Alfred Werner Biography
Birthday: December 12, 1866 (Sagittarius)
Born In: Mulhouse, Haut-Rhin, Alsace, France
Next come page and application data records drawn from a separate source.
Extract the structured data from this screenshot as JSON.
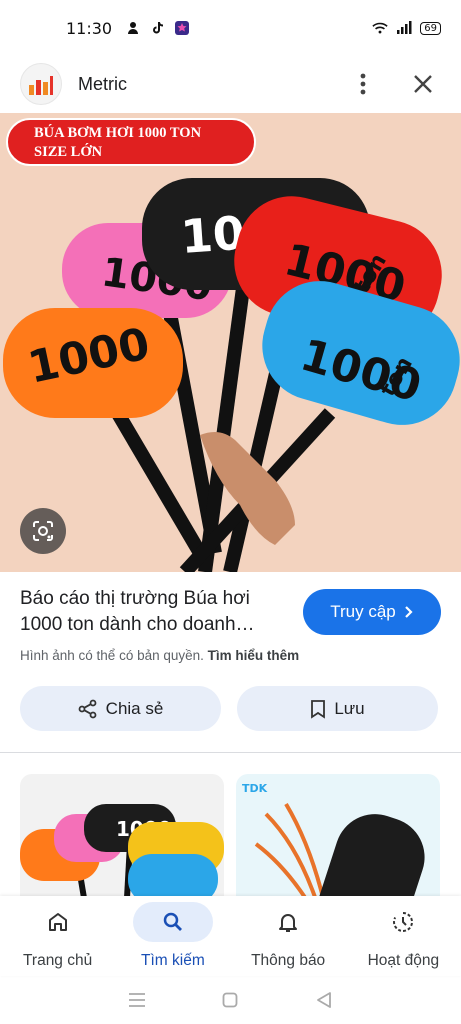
{
  "status_bar": {
    "time": "11:30",
    "battery": "69"
  },
  "app_bar": {
    "site_name": "Metric"
  },
  "image": {
    "banner_line1": "BÚA BƠM HƠI 1000 TON",
    "banner_line2": "SIZE LỚN",
    "hammer_text": "1000",
    "hammer_unit": "ton"
  },
  "result": {
    "title": "Báo cáo thị trường Búa hơi 1000 ton dành cho doanh…",
    "visit_label": "Truy cập",
    "copyright_text": "Hình ảnh có thể có bản quyền.",
    "learn_more": "Tìm hiểu thêm"
  },
  "actions": {
    "share_label": "Chia sẻ",
    "save_label": "Lưu"
  },
  "related": {
    "thumb2_logo": "TDK"
  },
  "bottom_nav": [
    {
      "label": "Trang chủ"
    },
    {
      "label": "Tìm kiếm"
    },
    {
      "label": "Thông báo"
    },
    {
      "label": "Hoạt động"
    }
  ],
  "colors": {
    "accent": "#1a73e8",
    "pill": "#e8eef9",
    "active_nav": "#e3ecfb",
    "banner": "#e02020"
  }
}
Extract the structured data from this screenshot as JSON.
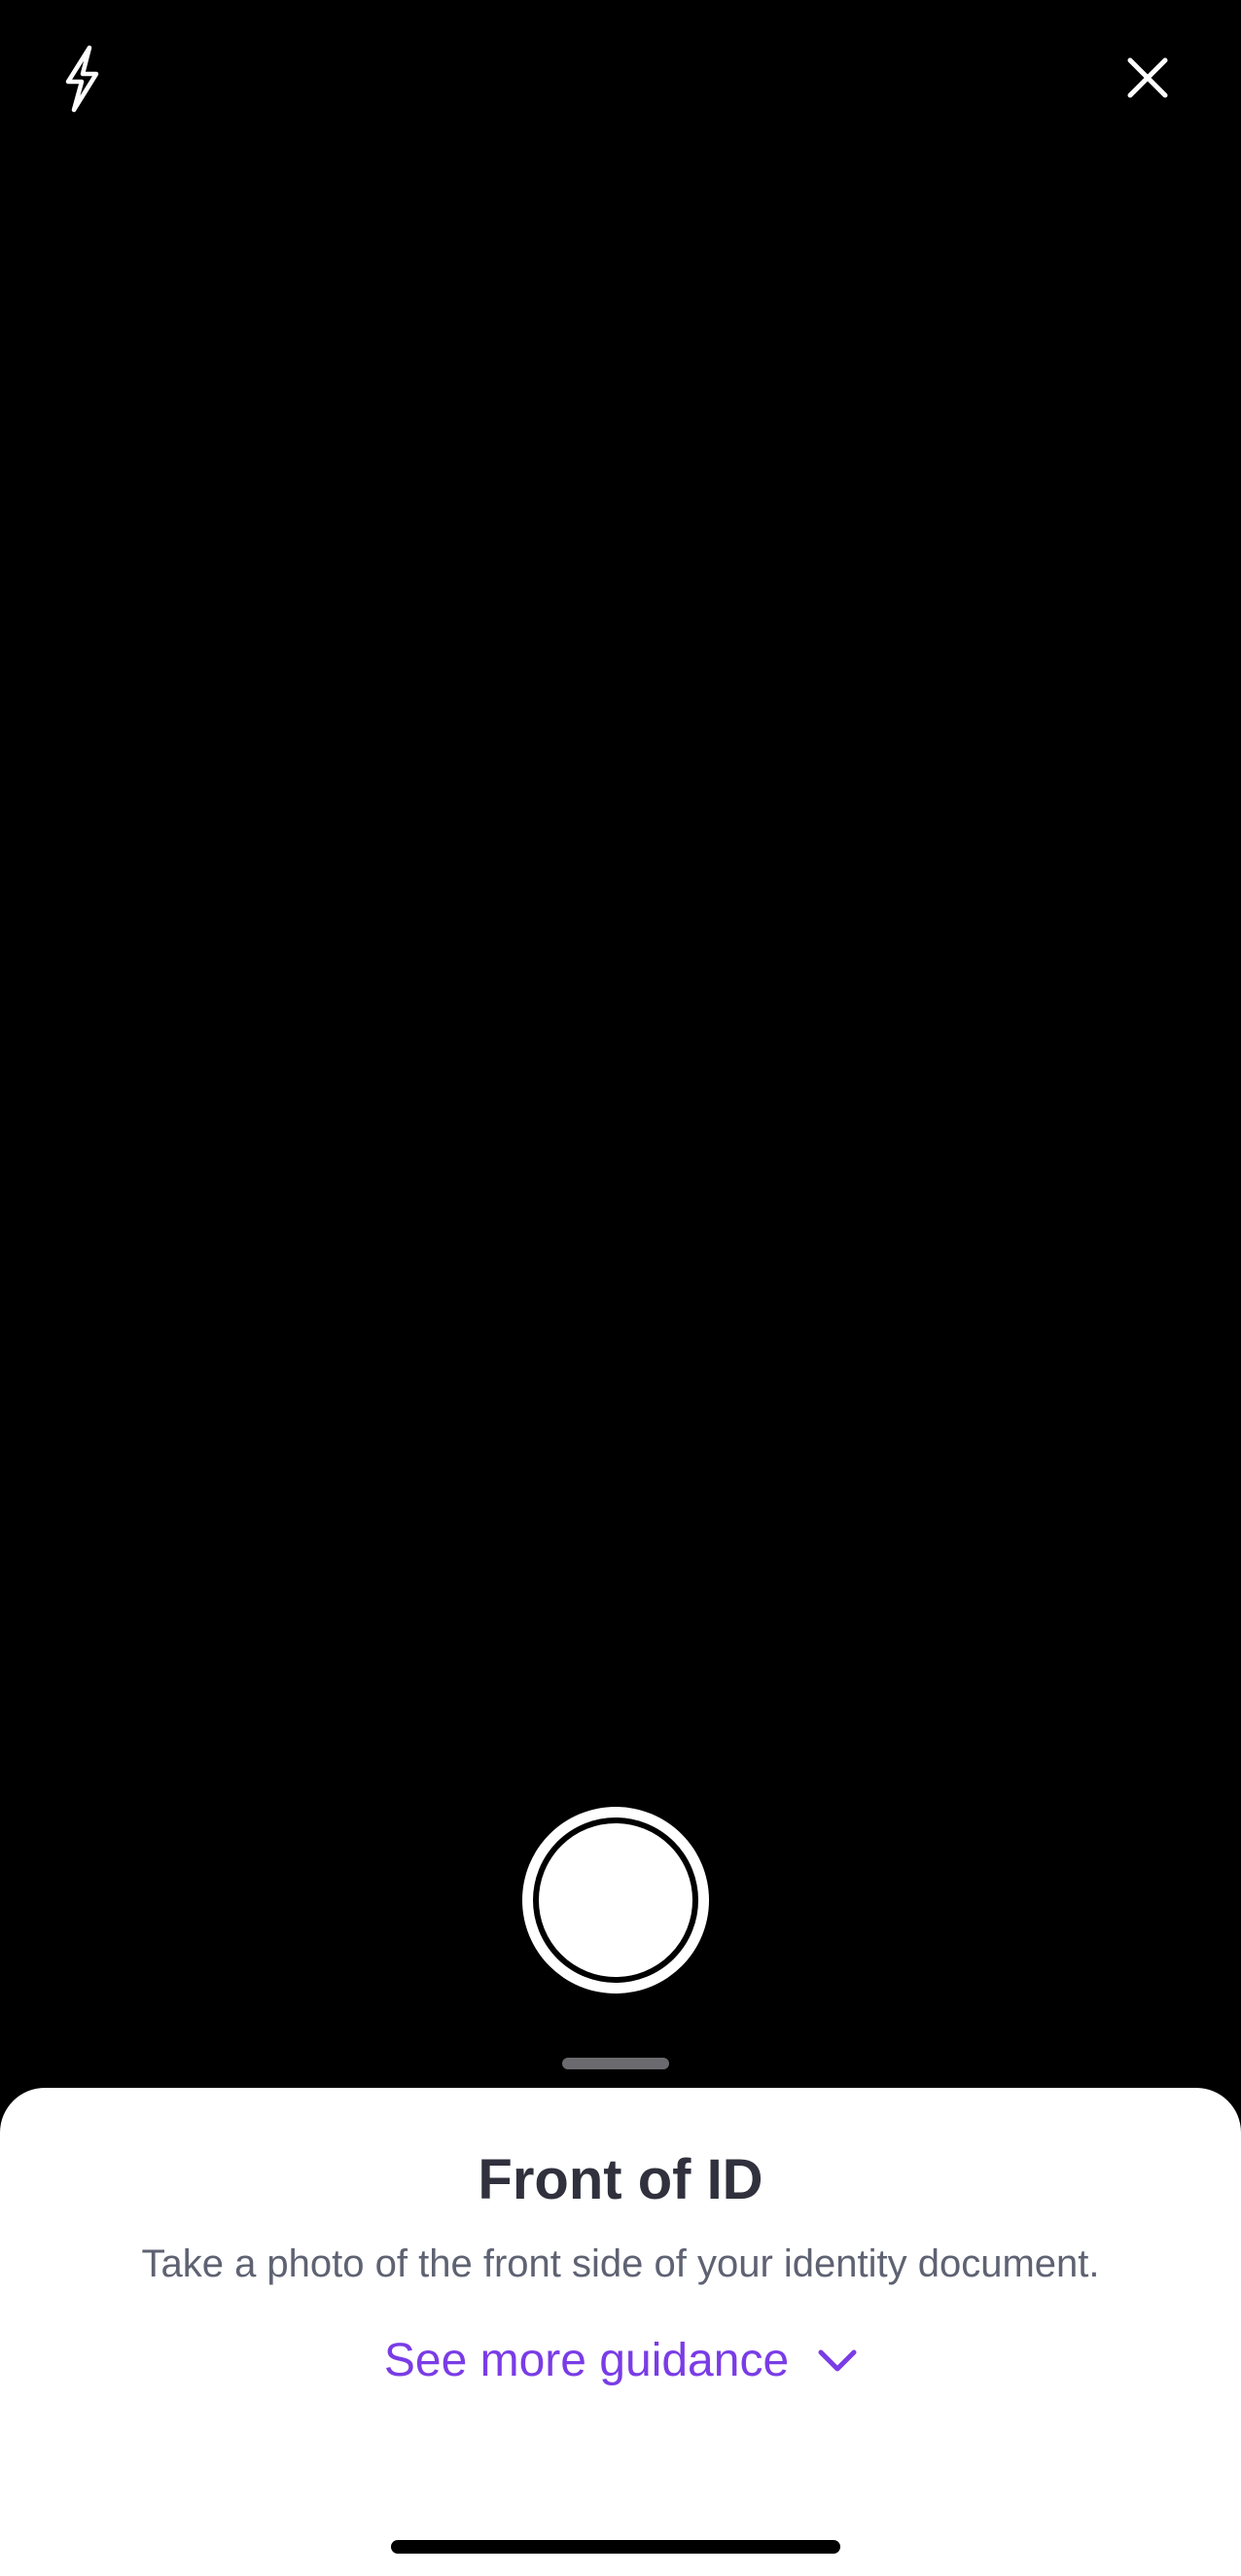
{
  "camera": {
    "flash_icon": "lightning-bolt-icon",
    "close_icon": "close-x-icon",
    "shutter_icon": "shutter-circle"
  },
  "sheet": {
    "title": "Front of ID",
    "subtitle": "Take a photo of the front side of your identity document.",
    "guidance_label": "See more guidance",
    "guidance_icon": "chevron-down-icon"
  },
  "colors": {
    "background": "#000000",
    "sheet_background": "#ffffff",
    "title": "#30313d",
    "subtitle": "#5e6272",
    "accent": "#7a3ce6",
    "grabber": "#6b6b6f"
  }
}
Alfred Werner was a Swiss chemist and the founder of coordination chemistry. His research into the structure of coordination compounds won him the 1913 Nobel Prize in Chemistry. Before him, the study of concepts such as valence bonding and geometry in metal amine complexes was confusing. He revolutionized the fields of inorganic chemistry and stereochemistry. His work has found applications in many fields such as organic chemistry, analytical chemistry, biochemistry, geochemistry, and mineralogy, and thus he demonstrated that stereochemistry is not limited to organic chemistry but is a general phenomenon. As a researcher, he was dedicated to his work and earned the reputation of a hard taskmaster. Outside the lab, he was a sociable man who dabbled in a game of billiards, chess, or the Swiss card game, Jass with his friends. He traveled extensively for his lectures and scientific meetings and loved holidaying in the mountains. He was a gifted speaker and was known to provide convincing and clear explanations of to problems. During his short life, he published numerous papers on his research that drew both praise and criticism. He was recipient of numerous honors and memberships to renowned societies.